When it Happens to You
Far fetched? Hardly. This happened to me about a week ago. I was going to work at home the next day so I left things open as they were as I knew I’d need things as they were (several terminal sessions open to various computers, documents I’m working on open, tec) because I knew I could login to my worksation from work. The next morning I go to do just that and get nothing but a blank screen when I RDP in. After a while working to figure out what is going on, and finding out I did actually need to get onto my own computer if I was to do any effective work that day, I gave up and drove into work.
Luckily I only live about 10 minutes away from work, so it’s not as big a deal as it would have been if I had been say, driving an hour or two into downtown.
I arrive at work and find a windows shutdown screen with some random BSOD-type message displaying. Ugh. Clicky-Clicky, hit the power button a couple of times, and I’m back up again, with a nice little bubble telling me my computer was recently updated.
No worse for wear, except I lost all the sessions I had open. And the changes to my documents. Oh, and a couple of hours of work into one document was gone for some reason as the file was blank, and the backup file that appeared to be there was just garbage. No, not a new, unsaved document, something saved at least once or twice. Again I was lucky it wasn’t a huge amount of work, basically a single page document. Still, easily avoided if my computer had not decided to reboot itself on purpose.
My Oops With My Linux Server
These errors aren’t unique to Windows though. Just today I updated the kernel on my fileserver and rebooted, and when the system didn’t come back up I had to attach a monitor to it and found a message saying that my system didn’t support either UDev or DevFS and I could either continue or fix things. I had updated an older kernel (2.6.11) which supported DevFS to one that didn’t (2.6.14) and had forgotten to install the UDev package.
The solution in this case was easy, reboot back to my older kernel, install udev, and reboot back to the new kernel. Pretty lucky that I was sitting right here watching things when I rebooted, because I’d sure hate to have a server reboot when I didn’t want it to. Oh wait, that’s what Windows with it’s auto-update does!
So why are these reboots actually needed? Windows doesn’t need them for everything…. I can install the latest DirectX without rebooting, but I can’t install an update to the media player or internet browser without rebooting. Security updates seem to require a reboot no matter how small or big they are.
Personally I think that this is because of a limitation in the Windows filesystem which is the same limitation that DOS had, which is that you can’t delete or change a file that’s open. Unix doesn’t have this issue. I can completely update any file on a running Unix system without the need to reboot to have the file get put into place. This means everything from the base libraries to running services, anything except the OS kernel.
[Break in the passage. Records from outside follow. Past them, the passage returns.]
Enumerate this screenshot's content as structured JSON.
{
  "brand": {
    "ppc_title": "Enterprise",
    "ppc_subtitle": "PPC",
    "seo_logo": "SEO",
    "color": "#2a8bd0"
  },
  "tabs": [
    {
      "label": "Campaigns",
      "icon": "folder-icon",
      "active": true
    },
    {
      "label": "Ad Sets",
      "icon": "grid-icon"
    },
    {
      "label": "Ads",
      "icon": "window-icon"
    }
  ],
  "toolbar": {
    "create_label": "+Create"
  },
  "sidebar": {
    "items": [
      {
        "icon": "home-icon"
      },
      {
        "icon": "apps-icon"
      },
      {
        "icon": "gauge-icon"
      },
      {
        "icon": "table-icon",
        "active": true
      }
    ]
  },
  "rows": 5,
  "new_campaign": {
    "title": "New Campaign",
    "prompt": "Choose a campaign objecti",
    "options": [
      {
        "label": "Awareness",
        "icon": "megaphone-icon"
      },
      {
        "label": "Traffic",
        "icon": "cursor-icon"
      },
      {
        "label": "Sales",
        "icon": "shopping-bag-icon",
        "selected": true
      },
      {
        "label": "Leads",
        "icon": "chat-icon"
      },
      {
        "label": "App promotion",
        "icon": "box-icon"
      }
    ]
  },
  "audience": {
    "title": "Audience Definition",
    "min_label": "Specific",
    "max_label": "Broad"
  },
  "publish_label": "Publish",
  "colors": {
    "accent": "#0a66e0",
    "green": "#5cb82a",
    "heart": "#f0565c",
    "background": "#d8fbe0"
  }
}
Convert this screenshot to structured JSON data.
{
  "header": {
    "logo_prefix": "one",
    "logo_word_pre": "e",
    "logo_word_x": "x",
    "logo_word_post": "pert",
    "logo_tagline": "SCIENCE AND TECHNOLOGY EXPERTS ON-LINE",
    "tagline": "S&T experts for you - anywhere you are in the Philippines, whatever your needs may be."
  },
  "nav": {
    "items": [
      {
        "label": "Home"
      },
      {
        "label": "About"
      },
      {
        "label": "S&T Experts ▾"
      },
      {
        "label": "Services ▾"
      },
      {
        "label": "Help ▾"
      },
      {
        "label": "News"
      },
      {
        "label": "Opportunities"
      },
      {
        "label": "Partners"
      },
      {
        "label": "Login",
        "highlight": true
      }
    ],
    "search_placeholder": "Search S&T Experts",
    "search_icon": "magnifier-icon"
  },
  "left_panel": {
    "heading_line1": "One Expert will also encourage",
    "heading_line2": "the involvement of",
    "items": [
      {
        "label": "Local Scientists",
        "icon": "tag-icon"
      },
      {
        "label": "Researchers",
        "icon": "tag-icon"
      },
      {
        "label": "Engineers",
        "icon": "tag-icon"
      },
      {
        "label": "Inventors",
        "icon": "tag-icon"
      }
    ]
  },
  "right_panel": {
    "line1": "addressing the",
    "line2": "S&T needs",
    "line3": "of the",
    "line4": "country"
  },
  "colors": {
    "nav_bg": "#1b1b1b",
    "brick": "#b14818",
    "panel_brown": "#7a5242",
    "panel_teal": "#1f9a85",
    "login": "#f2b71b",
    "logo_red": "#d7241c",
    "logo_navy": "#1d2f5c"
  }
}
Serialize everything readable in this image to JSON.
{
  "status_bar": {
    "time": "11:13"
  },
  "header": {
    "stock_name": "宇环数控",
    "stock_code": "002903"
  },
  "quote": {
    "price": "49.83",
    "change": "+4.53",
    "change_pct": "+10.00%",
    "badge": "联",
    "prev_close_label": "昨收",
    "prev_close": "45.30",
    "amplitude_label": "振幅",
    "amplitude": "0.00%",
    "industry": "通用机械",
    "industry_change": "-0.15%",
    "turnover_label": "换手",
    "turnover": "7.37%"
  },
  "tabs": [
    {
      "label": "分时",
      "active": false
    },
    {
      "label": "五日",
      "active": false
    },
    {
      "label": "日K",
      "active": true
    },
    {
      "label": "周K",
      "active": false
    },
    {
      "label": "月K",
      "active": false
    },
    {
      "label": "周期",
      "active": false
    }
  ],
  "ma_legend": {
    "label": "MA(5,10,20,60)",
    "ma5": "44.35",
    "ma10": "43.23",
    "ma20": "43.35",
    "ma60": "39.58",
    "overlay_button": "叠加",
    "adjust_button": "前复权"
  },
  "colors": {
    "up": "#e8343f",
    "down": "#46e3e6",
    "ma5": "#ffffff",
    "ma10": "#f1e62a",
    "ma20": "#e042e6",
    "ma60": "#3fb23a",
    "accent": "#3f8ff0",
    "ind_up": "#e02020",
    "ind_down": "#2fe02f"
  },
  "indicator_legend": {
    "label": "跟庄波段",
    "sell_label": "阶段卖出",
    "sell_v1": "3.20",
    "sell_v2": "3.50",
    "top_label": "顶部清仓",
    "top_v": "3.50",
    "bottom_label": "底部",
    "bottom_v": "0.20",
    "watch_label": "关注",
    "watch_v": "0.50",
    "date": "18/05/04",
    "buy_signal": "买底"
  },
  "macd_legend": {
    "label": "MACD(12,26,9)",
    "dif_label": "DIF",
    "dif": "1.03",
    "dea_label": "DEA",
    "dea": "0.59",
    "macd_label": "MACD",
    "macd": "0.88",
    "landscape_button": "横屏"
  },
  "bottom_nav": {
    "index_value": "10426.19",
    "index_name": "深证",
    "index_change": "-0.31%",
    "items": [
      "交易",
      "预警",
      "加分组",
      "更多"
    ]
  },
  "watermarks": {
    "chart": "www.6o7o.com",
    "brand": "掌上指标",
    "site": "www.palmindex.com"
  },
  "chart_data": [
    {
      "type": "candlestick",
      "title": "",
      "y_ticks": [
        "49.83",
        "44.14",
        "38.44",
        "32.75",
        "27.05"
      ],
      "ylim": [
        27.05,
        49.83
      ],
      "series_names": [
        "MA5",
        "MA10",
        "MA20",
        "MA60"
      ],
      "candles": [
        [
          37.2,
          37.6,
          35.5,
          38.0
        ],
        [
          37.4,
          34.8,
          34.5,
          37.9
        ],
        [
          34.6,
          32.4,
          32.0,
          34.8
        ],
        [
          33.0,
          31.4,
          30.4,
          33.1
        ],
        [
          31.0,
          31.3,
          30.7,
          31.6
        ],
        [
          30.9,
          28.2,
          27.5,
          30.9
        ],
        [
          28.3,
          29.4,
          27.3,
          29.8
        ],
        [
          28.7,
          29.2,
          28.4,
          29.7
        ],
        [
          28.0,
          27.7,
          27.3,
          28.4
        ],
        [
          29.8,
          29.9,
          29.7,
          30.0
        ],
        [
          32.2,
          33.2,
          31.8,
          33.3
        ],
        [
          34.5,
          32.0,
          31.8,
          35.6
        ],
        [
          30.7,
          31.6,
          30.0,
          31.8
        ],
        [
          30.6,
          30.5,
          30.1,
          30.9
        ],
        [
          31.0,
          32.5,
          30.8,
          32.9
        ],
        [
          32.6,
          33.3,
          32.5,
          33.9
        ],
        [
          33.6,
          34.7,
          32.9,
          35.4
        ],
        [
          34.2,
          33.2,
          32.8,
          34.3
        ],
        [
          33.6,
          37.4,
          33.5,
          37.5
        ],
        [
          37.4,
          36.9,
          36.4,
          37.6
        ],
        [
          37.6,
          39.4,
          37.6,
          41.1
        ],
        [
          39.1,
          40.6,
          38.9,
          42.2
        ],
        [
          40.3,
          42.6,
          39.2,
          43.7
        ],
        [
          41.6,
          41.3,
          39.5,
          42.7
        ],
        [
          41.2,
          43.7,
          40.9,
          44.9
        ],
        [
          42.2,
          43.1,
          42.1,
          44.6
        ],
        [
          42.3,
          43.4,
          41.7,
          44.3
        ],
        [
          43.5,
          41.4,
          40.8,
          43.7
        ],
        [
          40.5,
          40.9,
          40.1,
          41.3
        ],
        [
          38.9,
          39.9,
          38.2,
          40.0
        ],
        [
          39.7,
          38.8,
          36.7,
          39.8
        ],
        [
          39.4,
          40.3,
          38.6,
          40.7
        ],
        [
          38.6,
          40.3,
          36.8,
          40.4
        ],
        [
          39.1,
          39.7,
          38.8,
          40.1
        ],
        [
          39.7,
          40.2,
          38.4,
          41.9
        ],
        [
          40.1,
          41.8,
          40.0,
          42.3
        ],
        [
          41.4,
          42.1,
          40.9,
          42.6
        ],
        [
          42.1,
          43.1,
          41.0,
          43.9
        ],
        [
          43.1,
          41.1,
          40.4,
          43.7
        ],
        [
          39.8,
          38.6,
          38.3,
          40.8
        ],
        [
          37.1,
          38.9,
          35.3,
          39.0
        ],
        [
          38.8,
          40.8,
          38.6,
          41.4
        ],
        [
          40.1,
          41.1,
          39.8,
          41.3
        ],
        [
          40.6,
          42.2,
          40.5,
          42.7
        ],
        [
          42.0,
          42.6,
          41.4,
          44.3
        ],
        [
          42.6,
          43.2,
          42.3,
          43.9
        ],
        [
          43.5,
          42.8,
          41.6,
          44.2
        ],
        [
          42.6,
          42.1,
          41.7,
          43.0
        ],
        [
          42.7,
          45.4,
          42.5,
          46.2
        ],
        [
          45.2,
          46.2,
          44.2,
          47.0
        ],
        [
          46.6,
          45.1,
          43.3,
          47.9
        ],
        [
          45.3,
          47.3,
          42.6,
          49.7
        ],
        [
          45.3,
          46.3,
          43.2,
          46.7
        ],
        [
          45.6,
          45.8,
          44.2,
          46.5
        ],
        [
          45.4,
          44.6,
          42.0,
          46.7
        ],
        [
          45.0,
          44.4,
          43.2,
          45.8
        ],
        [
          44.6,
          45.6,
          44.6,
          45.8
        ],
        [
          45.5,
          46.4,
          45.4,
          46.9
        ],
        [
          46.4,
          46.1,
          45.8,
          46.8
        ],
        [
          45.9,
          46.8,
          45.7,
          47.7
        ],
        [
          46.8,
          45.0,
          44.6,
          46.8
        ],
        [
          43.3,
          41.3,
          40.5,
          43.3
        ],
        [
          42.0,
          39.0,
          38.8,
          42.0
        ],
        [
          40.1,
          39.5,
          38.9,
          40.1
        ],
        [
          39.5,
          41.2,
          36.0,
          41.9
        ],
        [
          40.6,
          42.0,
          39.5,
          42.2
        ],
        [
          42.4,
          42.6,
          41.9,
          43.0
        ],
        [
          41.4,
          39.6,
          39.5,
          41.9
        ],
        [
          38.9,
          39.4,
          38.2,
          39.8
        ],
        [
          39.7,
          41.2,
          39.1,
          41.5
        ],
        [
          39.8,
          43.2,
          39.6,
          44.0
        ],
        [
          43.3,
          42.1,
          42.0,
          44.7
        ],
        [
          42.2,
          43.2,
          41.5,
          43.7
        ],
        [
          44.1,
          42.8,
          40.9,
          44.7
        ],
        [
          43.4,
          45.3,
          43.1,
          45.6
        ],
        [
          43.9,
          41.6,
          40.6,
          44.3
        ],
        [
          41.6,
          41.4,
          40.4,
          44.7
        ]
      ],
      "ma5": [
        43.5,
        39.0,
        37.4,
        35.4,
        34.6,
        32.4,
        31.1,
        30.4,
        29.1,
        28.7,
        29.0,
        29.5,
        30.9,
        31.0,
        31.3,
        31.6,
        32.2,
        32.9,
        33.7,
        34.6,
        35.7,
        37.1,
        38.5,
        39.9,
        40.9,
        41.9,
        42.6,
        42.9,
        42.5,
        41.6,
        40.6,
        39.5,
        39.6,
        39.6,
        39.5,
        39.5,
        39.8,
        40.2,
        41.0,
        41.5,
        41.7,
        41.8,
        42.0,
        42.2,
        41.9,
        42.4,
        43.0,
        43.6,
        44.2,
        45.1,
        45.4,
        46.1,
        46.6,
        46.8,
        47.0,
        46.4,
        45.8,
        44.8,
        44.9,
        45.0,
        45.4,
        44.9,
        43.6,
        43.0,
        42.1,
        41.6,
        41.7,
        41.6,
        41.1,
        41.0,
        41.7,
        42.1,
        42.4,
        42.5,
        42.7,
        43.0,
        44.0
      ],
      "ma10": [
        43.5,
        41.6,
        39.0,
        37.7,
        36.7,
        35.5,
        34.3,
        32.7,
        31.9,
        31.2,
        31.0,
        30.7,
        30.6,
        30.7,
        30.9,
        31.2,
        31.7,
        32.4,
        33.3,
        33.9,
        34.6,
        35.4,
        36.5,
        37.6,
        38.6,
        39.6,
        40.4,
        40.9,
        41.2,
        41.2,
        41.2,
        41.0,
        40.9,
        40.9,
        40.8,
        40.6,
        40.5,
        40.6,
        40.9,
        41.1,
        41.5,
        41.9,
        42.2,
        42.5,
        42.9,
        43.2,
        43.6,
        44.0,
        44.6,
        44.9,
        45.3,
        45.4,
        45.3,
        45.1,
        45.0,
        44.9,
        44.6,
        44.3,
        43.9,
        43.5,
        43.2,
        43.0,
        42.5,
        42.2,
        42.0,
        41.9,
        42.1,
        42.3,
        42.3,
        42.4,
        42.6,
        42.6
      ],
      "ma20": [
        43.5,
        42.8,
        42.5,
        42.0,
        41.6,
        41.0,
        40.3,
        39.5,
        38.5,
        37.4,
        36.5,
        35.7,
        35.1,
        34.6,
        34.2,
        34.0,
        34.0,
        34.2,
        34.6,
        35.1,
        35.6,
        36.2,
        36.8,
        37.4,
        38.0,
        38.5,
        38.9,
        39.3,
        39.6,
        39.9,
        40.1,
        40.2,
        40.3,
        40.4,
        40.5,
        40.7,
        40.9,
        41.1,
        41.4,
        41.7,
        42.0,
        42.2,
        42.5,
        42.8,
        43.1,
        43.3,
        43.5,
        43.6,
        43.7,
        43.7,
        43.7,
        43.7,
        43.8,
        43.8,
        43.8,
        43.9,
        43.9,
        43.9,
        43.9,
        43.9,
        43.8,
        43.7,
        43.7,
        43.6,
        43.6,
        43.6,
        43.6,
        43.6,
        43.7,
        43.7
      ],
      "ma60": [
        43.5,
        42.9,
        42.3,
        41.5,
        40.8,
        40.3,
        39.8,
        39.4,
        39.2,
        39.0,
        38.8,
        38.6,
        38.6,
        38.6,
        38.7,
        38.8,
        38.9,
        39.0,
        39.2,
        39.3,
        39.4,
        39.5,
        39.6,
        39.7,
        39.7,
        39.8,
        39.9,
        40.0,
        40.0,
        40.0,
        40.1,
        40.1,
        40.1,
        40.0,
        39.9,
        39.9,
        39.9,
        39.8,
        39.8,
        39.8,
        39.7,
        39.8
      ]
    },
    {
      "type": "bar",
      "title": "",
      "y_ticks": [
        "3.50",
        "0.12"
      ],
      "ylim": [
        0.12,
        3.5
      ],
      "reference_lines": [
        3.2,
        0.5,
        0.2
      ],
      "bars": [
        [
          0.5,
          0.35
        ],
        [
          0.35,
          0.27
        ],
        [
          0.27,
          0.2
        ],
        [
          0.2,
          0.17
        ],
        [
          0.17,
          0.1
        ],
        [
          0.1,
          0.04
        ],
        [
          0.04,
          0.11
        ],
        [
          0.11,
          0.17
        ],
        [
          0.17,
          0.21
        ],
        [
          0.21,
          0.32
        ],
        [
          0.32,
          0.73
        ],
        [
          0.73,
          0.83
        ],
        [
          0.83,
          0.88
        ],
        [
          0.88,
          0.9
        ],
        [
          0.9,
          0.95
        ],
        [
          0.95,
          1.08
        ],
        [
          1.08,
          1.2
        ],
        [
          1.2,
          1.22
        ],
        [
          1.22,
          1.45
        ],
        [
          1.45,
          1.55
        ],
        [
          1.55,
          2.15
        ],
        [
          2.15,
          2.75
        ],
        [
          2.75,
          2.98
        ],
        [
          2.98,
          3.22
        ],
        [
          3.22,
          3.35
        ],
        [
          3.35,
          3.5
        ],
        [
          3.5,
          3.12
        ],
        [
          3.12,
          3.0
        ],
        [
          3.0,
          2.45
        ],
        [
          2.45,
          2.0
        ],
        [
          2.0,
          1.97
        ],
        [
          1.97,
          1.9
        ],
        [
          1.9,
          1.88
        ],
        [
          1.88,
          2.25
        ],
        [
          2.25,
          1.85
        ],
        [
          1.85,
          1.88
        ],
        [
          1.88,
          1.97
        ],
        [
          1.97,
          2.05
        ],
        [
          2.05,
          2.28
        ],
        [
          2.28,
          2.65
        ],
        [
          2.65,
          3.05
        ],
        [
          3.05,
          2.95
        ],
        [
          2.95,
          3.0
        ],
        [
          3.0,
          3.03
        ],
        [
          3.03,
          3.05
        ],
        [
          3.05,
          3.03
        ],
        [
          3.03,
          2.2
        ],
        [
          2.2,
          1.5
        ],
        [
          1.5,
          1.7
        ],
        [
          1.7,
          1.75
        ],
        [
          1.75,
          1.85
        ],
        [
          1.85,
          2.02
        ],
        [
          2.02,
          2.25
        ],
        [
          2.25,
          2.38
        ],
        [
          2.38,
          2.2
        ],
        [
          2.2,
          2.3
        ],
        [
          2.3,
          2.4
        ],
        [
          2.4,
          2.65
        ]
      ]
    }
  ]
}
This isn’t always good, because you have to remember to restart services that have changed, though this is generally handled by the pre and post install scripts. You do have to be careful though. It also means I can delete huge log files without having to stop the services that are using them.
Not Everyone Agrees With Me
I’ve talked at length with Dana about this and we don’t see eye to eye on this 🙂 He sees this as a feature, I see it as a bug. I just want to not have to stop a server to delete a logfile, which he sees as the system honoring an exclusive lock on the file. YMMV.
I have to play around in C under Unix to see what happens if you open a file with an exclusive lock and see how the system reacts to see if it plays by the rules. I have a feeling that in this respect Linux plays the same as windows…. if the program has been written to check and honor locks it works, if it’s been written to ignore them, well, it ignores them (case in point wordpad vs. notepad opening an open log file….. wordpad won’t, notepad will).